"I had a big passion for discovering new things and understanding how these fascinating creatures evolved over time, how they lived, how they became extinct, and how biodiversity in the ecosystem shaped the way things are now," Gardner said.
Gardner, from Nipomo, California, said he left the West Coast where he and his family were avid surfers to study dinosaurs at MSU. He knew MSU's reputation in paleontology and knew the university was home to renowned paleontologist Jack Horner and MSU's Museum of the Rockies. He was impressed by the large number of paleontology courses available to MSU undergraduates.
"I talked to other students in other schools," Gardner said. "They are baffled at how many classes we have."
MSU also provided opportunities outside of the classroom that helped him make it into graduate school, Gardner said.
During his undergraduate years at MSU, he joined dinosaur digs, presented his findings at local and national conferences, and spoke to many groups about undergraduate research. A program offered through the Smithsonian Institution and MSU’s Undergraduate Scholars Program sent him to Glacier National Park for fieldwork and then to Washington, D.C., to analyze their specimens.
Last year, Gardner co-authored his first scientific paper, which was published in the journal PloS One. The paper, "Vertebral adaptations to large body size in theropod dinosaurs," was published with Organ and Horner and relates to his current work.
"Jacob has a rare combination of drive, good nature and professionalism, but more importantly, a love for scholarship in general," Organ said. "Jacob's scientific interests, for example, range from paleontology to cancer genetics, and this breadth is allowing him to explore topics in novel ways.
"Jacob is also actively engaged in the culture of science, organizing reading groups, volunteering at conferences and applying for grants. These attributes are rare in a graduate student," Organ said.
Gardner said he may someday become a professor or a paleontologist in a museum. But he is interested, too, in gaining experience in industry and government.

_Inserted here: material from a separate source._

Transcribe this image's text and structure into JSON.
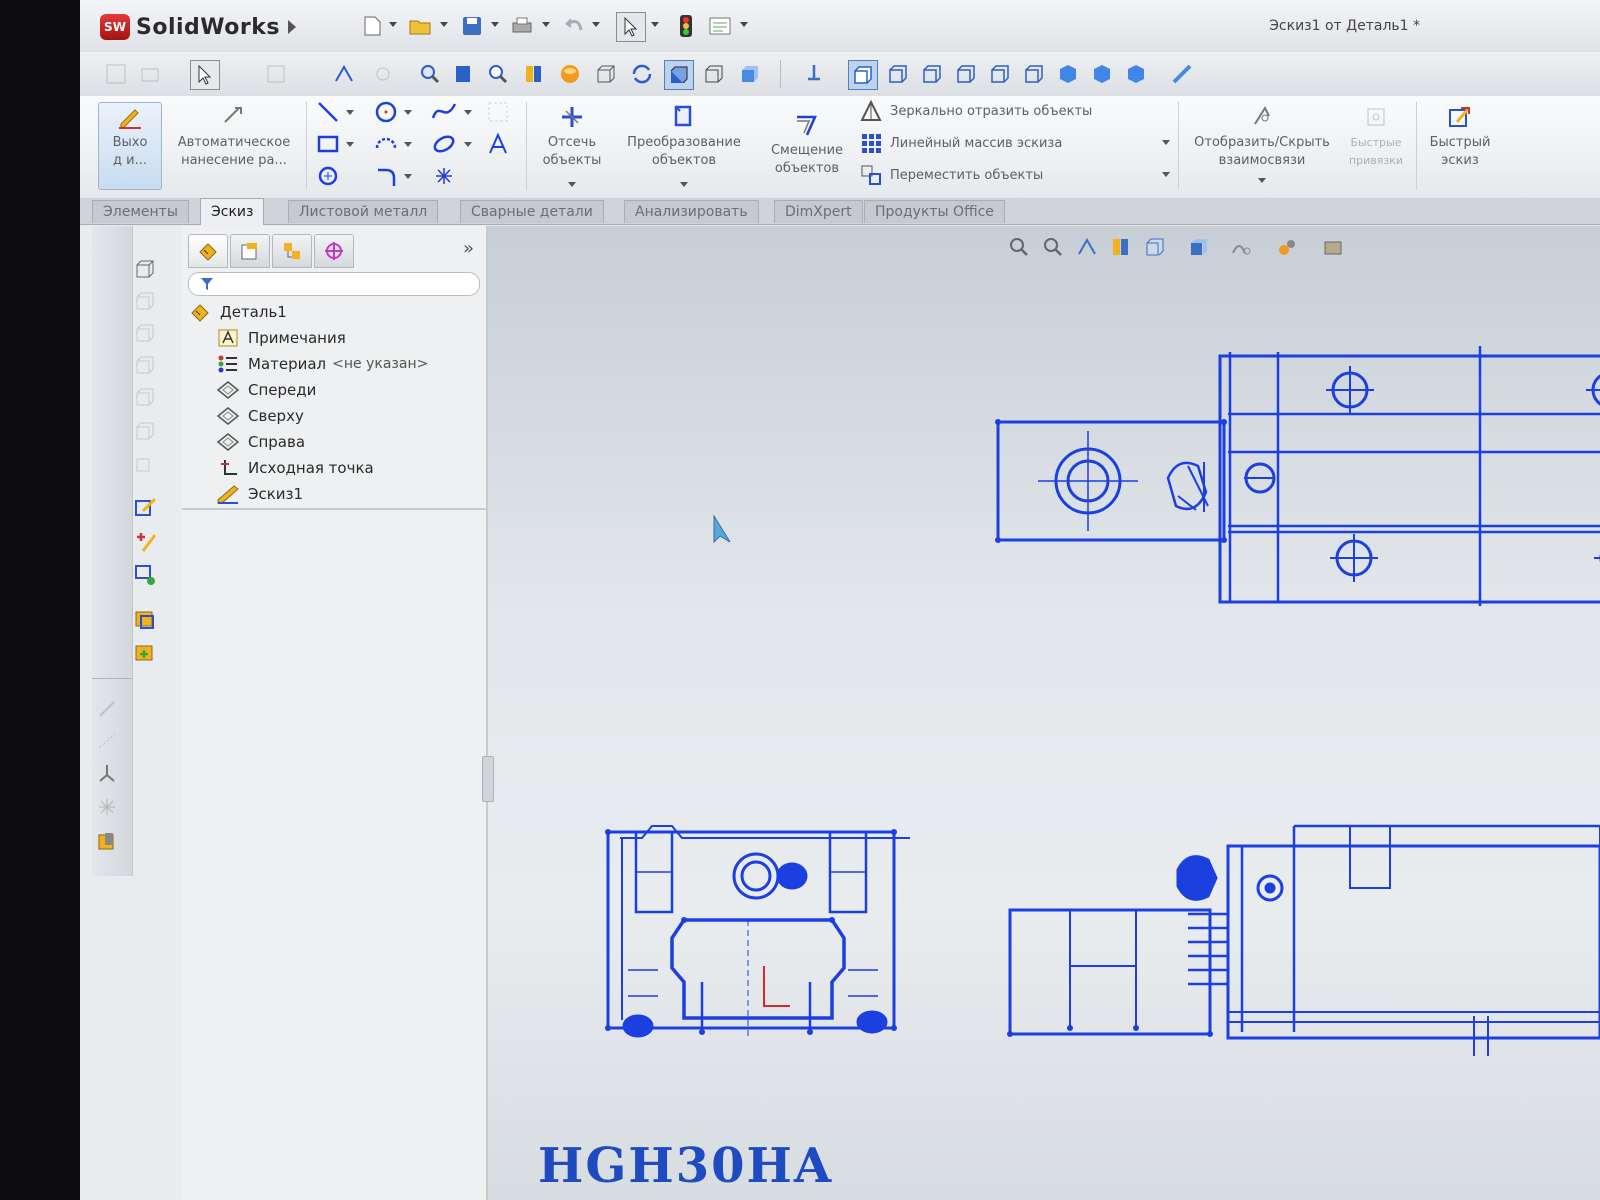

"If I were to secure a job through the National Institutes of Health, Center for Disease Control and Prevention, or the Department of Defense doing that sort of research, I would be very happy," Gardner said.
Contact: Jacob Gardner, email@example.com